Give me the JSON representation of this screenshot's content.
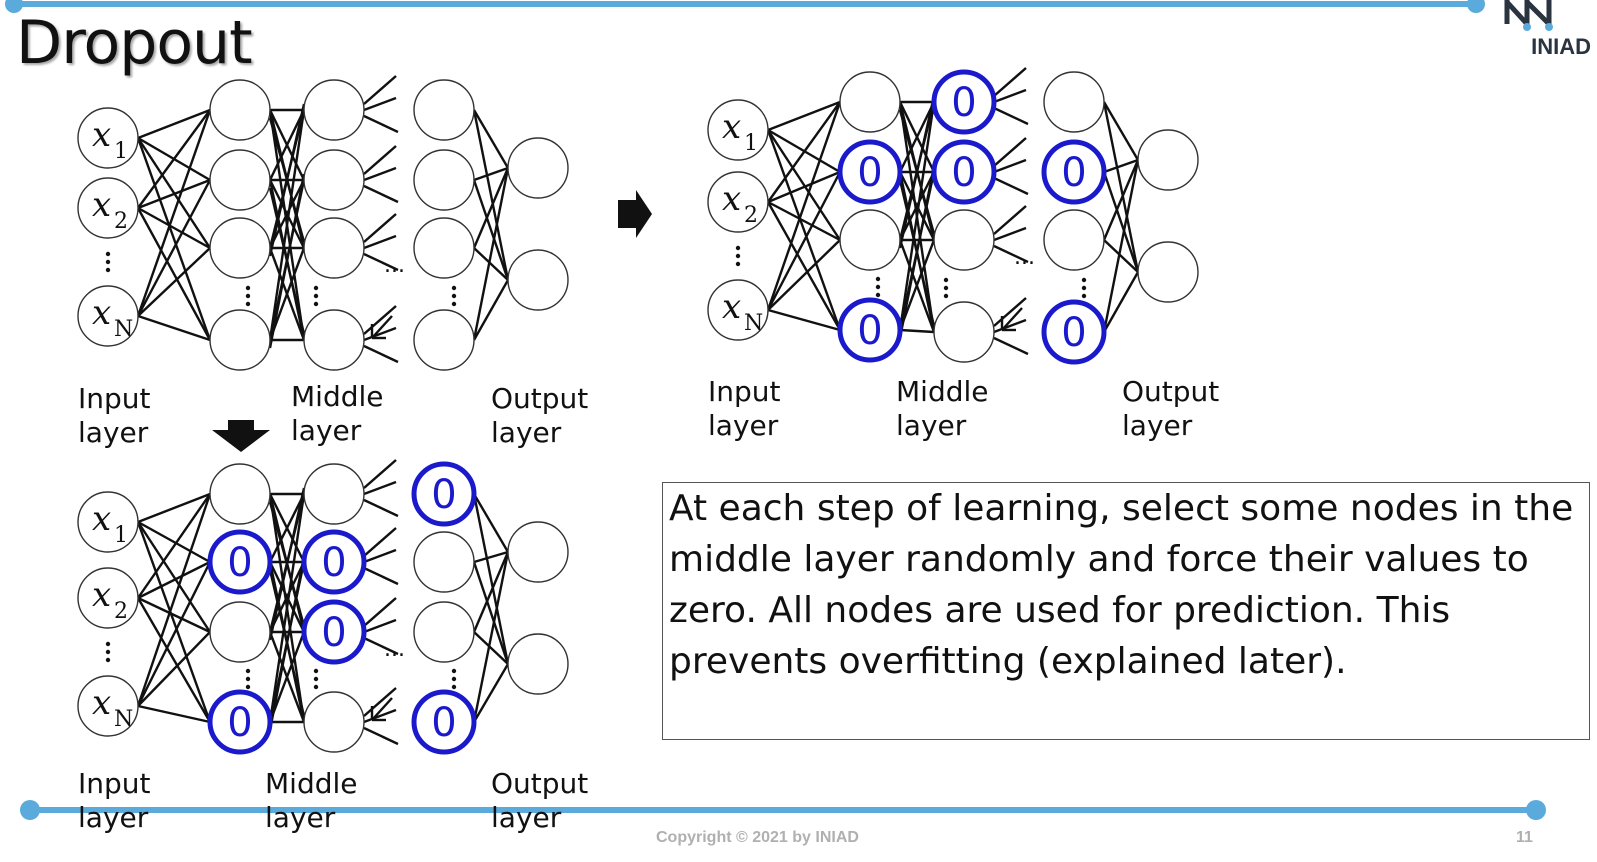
{
  "slide": {
    "title": "Dropout",
    "logo_text": "INIAD",
    "copyright": "Copyright © 2021 by INIAD",
    "page_number": "11",
    "accent_color": "#5aabdb",
    "zero_node_color": "#1a1acc"
  },
  "layer_labels": {
    "input": [
      "Input",
      "layer"
    ],
    "middle": [
      "Middle",
      "layer"
    ],
    "output": [
      "Output",
      "layer"
    ]
  },
  "node_text": {
    "zero": "0",
    "ellipsis": "...",
    "input_nodes": [
      {
        "base": "x",
        "sub": "1"
      },
      {
        "base": "x",
        "sub": "2"
      },
      {
        "base": "x",
        "sub": "N"
      }
    ]
  },
  "description": "At each step of learning, select some nodes in the middle layer randomly and force their values to zero. All nodes are used for prediction. This prevents overfitting (explained later).",
  "networks": [
    {
      "name": "original",
      "zeros": {
        "m1": [],
        "m2": [],
        "m3": []
      }
    },
    {
      "name": "dropout-step-a",
      "zeros": {
        "m1": [
          1,
          3
        ],
        "m2": [
          0,
          1
        ],
        "m3": [
          1,
          3
        ]
      }
    },
    {
      "name": "dropout-step-b",
      "zeros": {
        "m1": [
          1,
          3
        ],
        "m2": [
          1,
          2
        ],
        "m3": [
          0,
          3
        ]
      }
    }
  ]
}
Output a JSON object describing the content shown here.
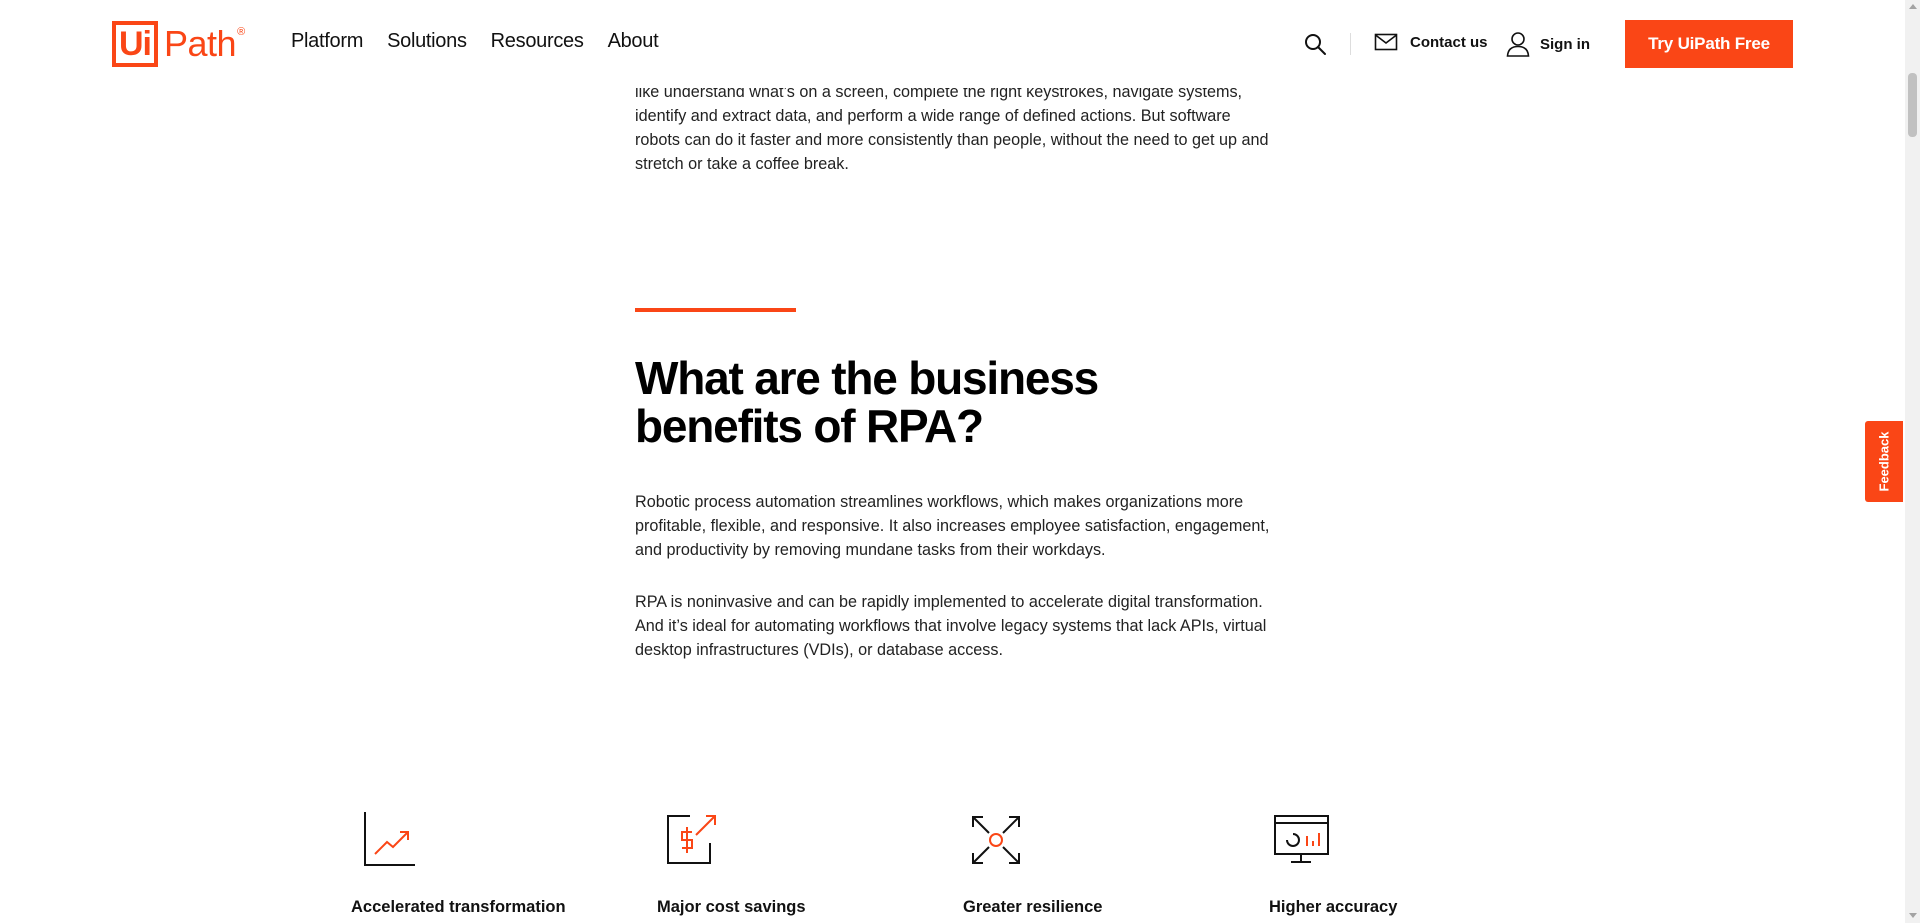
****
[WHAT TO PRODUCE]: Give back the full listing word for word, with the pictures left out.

[RESPONSE]:
Give me the JSON representation of this screenshot's content.
{
  "slide": {
    "title": "Dropout",
    "logo_text": "INIAD",
    "copyright": "Copyright © 2021 by INIAD",
    "page_number": "11",
    "accent_color": "#5aabdb",
    "zero_node_color": "#1a1acc"
  },
  "layer_labels": {
    "input": [
      "Input",
      "layer"
    ],
    "middle": [
      "Middle",
      "layer"
    ],
    "output": [
      "Output",
      "layer"
    ]
  },
  "node_text": {
    "zero": "0",
    "ellipsis": "...",
    "input_nodes": [
      {
        "base": "x",
        "sub": "1"
      },
      {
        "base": "x",
        "sub": "2"
      },
      {
        "base": "x",
        "sub": "N"
      }
    ]
  },
  "description": "At each step of learning, select some nodes in the middle layer randomly and force their values to zero. All nodes are used for prediction. This prevents overfitting (explained later).",
  "networks": [
    {
      "name": "original",
      "zeros": {
        "m1": [],
        "m2": [],
        "m3": []
      }
    },
    {
      "name": "dropout-step-a",
      "zeros": {
        "m1": [
          1,
          3
        ],
        "m2": [
          0,
          1
        ],
        "m3": [
          1,
          3
        ]
      }
    },
    {
      "name": "dropout-step-b",
      "zeros": {
        "m1": [
          1,
          3
        ],
        "m2": [
          1,
          2
        ],
        "m3": [
          0,
          3
        ]
      }
    }
  ]
}
Output a JSON object describing the content shown here.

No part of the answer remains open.